STUDY MATERIAL:
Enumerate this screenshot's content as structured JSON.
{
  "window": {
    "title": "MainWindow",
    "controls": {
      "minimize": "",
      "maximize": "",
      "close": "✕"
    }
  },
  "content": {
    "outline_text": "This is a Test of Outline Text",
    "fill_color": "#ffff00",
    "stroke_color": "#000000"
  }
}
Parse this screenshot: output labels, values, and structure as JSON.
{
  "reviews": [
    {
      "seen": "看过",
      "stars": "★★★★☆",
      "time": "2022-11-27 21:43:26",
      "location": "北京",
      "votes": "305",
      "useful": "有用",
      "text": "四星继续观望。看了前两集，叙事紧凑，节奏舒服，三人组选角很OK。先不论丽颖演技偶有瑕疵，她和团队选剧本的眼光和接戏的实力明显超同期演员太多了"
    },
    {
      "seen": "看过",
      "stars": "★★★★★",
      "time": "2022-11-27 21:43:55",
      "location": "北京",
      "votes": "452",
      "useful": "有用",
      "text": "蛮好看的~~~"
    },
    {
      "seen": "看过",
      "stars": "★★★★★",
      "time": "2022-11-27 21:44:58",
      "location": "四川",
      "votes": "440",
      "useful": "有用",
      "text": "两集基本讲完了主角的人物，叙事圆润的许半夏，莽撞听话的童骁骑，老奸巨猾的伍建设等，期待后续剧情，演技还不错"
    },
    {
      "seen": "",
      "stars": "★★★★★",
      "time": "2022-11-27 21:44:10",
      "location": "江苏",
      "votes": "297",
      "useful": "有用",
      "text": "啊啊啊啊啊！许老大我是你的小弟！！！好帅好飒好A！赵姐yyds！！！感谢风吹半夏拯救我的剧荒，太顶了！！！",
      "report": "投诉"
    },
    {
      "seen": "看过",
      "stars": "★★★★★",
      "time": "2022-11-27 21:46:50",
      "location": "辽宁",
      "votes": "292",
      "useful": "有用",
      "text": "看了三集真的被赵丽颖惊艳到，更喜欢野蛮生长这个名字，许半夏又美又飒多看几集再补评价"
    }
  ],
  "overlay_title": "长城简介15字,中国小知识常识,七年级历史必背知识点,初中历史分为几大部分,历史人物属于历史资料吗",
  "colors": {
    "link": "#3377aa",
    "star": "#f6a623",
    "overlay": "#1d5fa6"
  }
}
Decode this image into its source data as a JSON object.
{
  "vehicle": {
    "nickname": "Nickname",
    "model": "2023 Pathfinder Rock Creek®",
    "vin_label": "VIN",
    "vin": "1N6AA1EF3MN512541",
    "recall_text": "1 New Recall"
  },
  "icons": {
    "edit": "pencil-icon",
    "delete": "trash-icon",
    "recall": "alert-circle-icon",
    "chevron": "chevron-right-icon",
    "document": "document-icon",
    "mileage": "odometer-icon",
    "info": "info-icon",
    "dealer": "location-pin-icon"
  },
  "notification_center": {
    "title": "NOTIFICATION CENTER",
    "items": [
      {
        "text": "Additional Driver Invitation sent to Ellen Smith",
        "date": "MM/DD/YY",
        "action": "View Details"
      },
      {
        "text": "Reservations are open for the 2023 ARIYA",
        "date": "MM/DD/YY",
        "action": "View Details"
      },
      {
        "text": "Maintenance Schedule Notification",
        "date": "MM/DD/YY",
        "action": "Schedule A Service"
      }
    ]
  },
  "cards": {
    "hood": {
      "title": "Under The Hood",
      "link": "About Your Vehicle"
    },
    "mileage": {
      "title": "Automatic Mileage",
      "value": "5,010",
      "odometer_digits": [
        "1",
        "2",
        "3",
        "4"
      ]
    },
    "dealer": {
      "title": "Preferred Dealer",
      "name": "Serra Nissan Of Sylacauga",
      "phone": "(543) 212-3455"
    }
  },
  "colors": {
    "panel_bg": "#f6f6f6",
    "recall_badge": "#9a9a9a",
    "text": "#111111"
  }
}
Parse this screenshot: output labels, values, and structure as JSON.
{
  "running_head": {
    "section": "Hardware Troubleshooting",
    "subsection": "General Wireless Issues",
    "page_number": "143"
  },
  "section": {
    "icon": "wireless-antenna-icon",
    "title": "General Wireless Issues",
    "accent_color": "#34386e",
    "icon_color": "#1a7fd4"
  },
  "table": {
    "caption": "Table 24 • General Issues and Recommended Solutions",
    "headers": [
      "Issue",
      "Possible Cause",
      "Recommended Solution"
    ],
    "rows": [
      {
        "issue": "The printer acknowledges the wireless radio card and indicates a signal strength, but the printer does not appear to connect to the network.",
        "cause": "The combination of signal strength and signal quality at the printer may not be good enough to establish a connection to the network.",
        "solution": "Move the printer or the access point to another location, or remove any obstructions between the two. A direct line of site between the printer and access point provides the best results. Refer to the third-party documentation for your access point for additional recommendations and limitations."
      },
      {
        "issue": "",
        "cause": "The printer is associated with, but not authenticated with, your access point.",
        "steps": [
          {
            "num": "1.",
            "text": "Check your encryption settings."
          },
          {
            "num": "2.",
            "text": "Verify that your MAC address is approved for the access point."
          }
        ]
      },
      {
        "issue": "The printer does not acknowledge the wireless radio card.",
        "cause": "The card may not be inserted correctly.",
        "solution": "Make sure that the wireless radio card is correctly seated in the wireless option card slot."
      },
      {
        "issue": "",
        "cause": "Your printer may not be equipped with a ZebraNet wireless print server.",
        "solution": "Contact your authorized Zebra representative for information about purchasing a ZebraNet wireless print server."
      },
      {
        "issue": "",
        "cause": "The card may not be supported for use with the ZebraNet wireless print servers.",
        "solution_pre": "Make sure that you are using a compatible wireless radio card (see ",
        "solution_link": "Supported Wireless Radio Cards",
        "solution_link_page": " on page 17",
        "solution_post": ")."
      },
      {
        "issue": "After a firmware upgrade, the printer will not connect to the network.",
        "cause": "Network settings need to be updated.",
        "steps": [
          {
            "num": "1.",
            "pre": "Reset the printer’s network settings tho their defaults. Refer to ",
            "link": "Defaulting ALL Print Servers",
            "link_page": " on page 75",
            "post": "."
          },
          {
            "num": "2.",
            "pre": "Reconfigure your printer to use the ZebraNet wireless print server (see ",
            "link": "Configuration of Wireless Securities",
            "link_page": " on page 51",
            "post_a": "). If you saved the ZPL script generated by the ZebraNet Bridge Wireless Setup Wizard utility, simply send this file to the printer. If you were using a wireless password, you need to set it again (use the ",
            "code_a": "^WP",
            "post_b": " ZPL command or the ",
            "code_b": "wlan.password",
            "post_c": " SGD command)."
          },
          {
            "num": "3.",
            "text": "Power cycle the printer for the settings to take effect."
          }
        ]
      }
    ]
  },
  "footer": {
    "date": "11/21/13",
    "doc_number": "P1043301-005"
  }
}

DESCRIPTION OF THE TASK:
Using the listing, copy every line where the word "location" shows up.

RESULT:
      "location": "北京",
      "location": "北京",
      "location": "四川",
      "location": "江苏",
      "location": "辽宁",
    "dealer": "location-pin-icon"
        "solution": "Move the printer or the access point to another location, or remove any obstructions between the two. A direct line of site between the printer and access point provides the best results. Refer to the third-party documentation for your access point for additional recommendations and limitations."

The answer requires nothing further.